Ruthless entrepreneurs, such as Phil Knight and Bill Gates, have amassed great fortunes making and selling stuff that has improved the quality of our lives. As a society we love their talent and ingenuity, and voluntarily contribute to their extraordinary wealth by purchasing their products, therefore most every penny they have is well earned. As a matter of fact, most Americans do direct business with most of America’s Fortune 100 companies. These companies, excepting the conglomerates like Berkshire Hathaway, directly provide the products and services we need and want. They earn their wealth directly from consumers. Even if you eschew these mega-companies for their smaller competitors, a bit of profit is built into every dollar you spend, no matter where.

Profit is not the problem. How a person or company generates profits, and how they utilize those profits are the spiritually defining actions. For instance, Warren Buffett, a very congenial, grandfatherly fellow, does not really create any goods or services. Unlike Bill Gates and Phil Knight, his job is to simply generate money for the sake of money. For instance, I own a nice pair of Tony Lama boots. Mr. Buffett does not know the first thing about boots, but he did buy the Tony Lama name in 2000, so a portion of the money I paid for those boots went to Mr. Buffett. He makes his money by buying low and selling high. He buys other men’s creations, tries to make them more efficient and then skims the profits. Rather than earning money, he acquires it, and that tends to lean towards falling under the auspices of avarice. While he seems a pleasant, amenable fellow, his character – what he takes to the grave – will ultimately be determined by what good he does the world with the fathomless mass of wealth he has very cleverly acquired over the course of his life. It is a state of being I do not envy. Will he build bigger barns or will he see fit to make the world a better place for humanity? It is entirely up to him. What ever he decides, when he dies he takes only his character with him. Do not get me wrong. I know nothing about Warren Buffett the man or his intentions.
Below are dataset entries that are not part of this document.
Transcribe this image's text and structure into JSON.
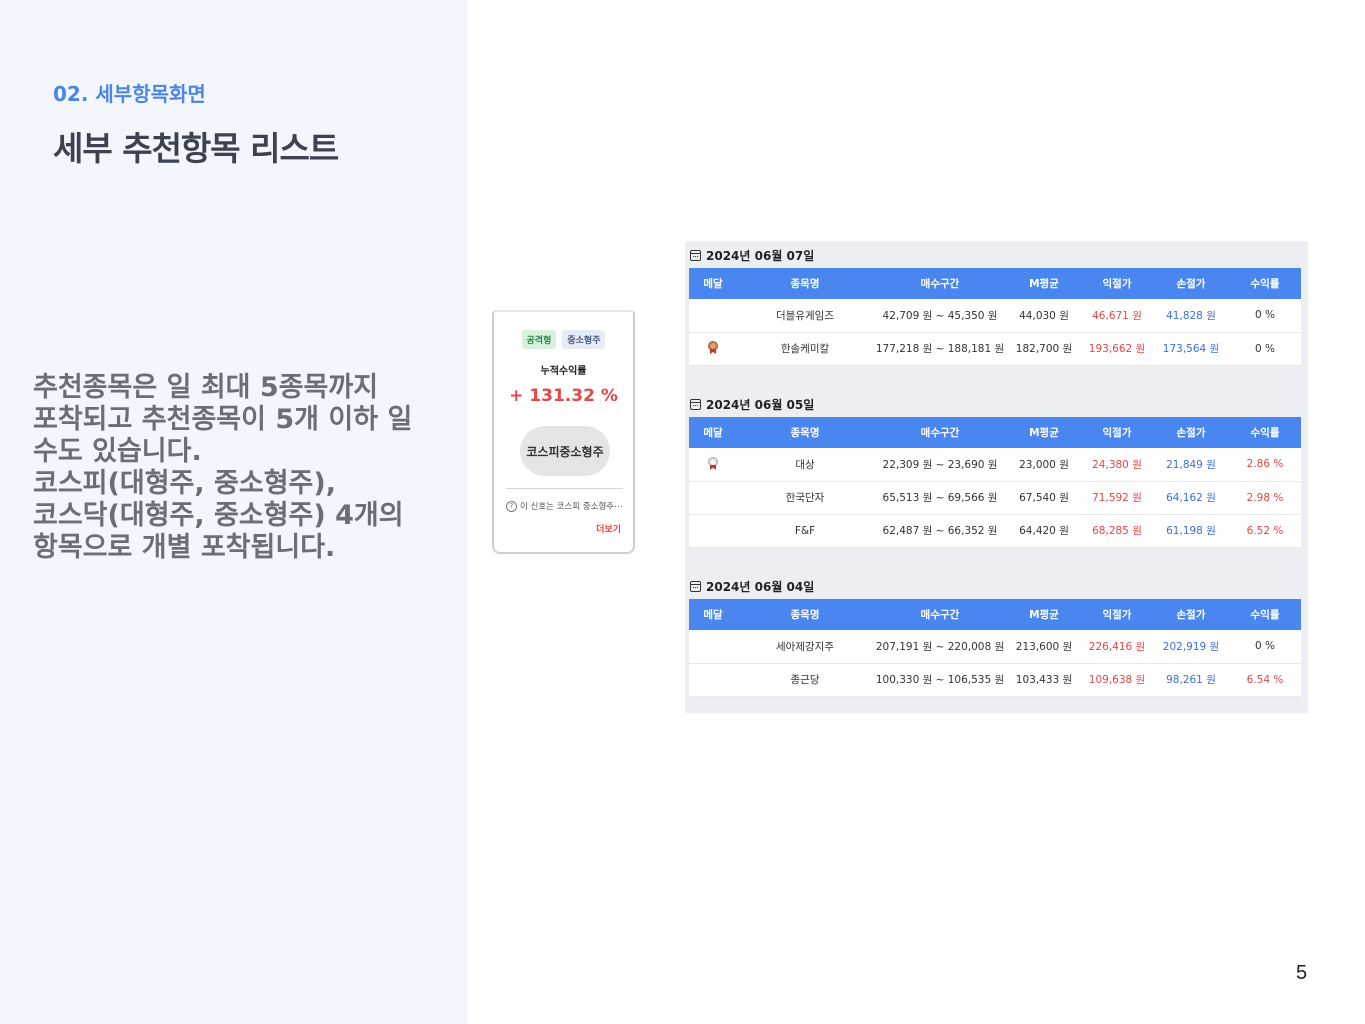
{
  "slide": {
    "section_label": "02. 세부항목화면",
    "title": "세부 추천항목 리스트",
    "description_lines": [
      "추천종목은 일 최대 5종목까지",
      "포착되고 추천종목이 5개 이하 일",
      "수도 있습니다.",
      "코스피(대형주, 중소형주),",
      "코스닥(대형주, 중소형주) 4개의",
      "항목으로 개별 포착됩니다."
    ],
    "page_number": "5"
  },
  "card": {
    "tags": [
      "공격형",
      "중소형주"
    ],
    "label": "누적수익률",
    "value": "+ 131.32 %",
    "pill": "코스피중소형주",
    "info_icon": "?",
    "info_text": "이 신호는 코스피 중소형주⋯",
    "more": "더보기",
    "colors": {
      "positive": "#e84545",
      "tag_green": "#d9f2e0"
    }
  },
  "table_headers": [
    "메달",
    "종목명",
    "매수구간",
    "M평균",
    "익절가",
    "손절가",
    "수익률"
  ],
  "days": [
    {
      "date": "2024년 06월 07일",
      "rows": [
        {
          "medal": "",
          "name": "더블유게임즈",
          "range": "42,709 원 ~ 45,350 원",
          "avg": "44,030 원",
          "take": "46,671 원",
          "stop": "41,828 원",
          "rate": "0 %"
        },
        {
          "medal": "bronze",
          "name": "한솔케미칼",
          "range": "177,218 원 ~ 188,181 원",
          "avg": "182,700 원",
          "take": "193,662 원",
          "stop": "173,564 원",
          "rate": "0 %"
        }
      ]
    },
    {
      "date": "2024년 06월 05일",
      "rows": [
        {
          "medal": "silver",
          "name": "대상",
          "range": "22,309 원 ~ 23,690 원",
          "avg": "23,000 원",
          "take": "24,380 원",
          "stop": "21,849 원",
          "rate": "2.86 %"
        },
        {
          "medal": "",
          "name": "한국단자",
          "range": "65,513 원 ~ 69,566 원",
          "avg": "67,540 원",
          "take": "71,592 원",
          "stop": "64,162 원",
          "rate": "2.98 %"
        },
        {
          "medal": "",
          "name": "F&F",
          "range": "62,487 원 ~ 66,352 원",
          "avg": "64,420 원",
          "take": "68,285 원",
          "stop": "61,198 원",
          "rate": "6.52 %"
        }
      ]
    },
    {
      "date": "2024년 06월 04일",
      "rows": [
        {
          "medal": "",
          "name": "세아제강지주",
          "range": "207,191 원 ~ 220,008 원",
          "avg": "213,600 원",
          "take": "226,416 원",
          "stop": "202,919 원",
          "rate": "0 %"
        },
        {
          "medal": "",
          "name": "종근당",
          "range": "100,330 원 ~ 106,535 원",
          "avg": "103,433 원",
          "take": "109,638 원",
          "stop": "98,261 원",
          "rate": "6.54 %"
        }
      ]
    }
  ],
  "colors": {
    "header_bg": "#4a86f0",
    "take_profit": "#e84545",
    "stop_loss": "#3b6ee0",
    "left_panel": "#f3f6fd"
  }
}
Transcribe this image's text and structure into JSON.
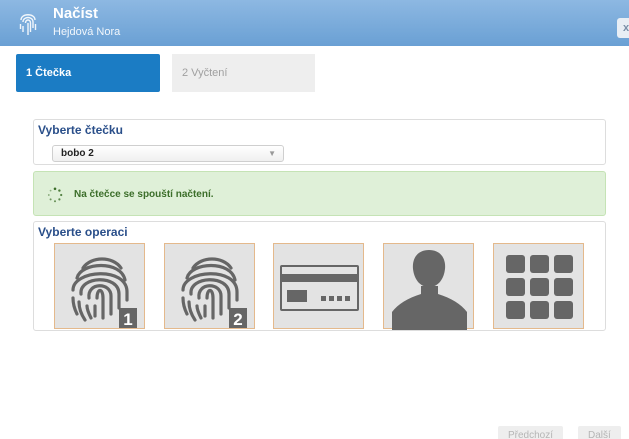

He simply and eloquently demonstrates the fork in the road that every man and woman of his stature faces every day when they wake up in the morning. Do they bring succor to the lowly, or do they keep for themselves what they can never use? The very reason I mention Warren Buffett, Phil Knight, and Bill Gates here is that, regardless of what they have done along the way, they have become generous men who charitably give a substantial portion of their success to help improve the conditions of their fellow man. Of the 100,000 or so Americans who possess luxurious wealth, these men are now setting the good example when it comes to sustained philanthropy, and they make a difference.


Ultimately, greed is an unbridled, unrestrained, and insatiable state of mind. It is the main gateway to the Seven Deadly Sins. Greed suffers no logic or rational mind, therefore cannot be debated. It will never admit defeat and cannot be killed, for it lives in us all. It revels in the violation of God’s commandments. Greed promises euphoric contentment, yet only delivers a debased, sadistic misery to those who embrace it tenets. First it is callous, then it is autocratic, and then it grows cruel as it tries to rob others of the one thing it can never attain – peace of mind. Its only weakness is that everyone is free to reject it. Every person, rich or poor, who is beholden to greed, does so voluntarily. Thankfully, many of America’s wealthiest eventually see past the false promise of greed and begin to give of their largess in hopes of making the world a better place. Shamefully, some do not… at least not yet… but there is always tomorrow.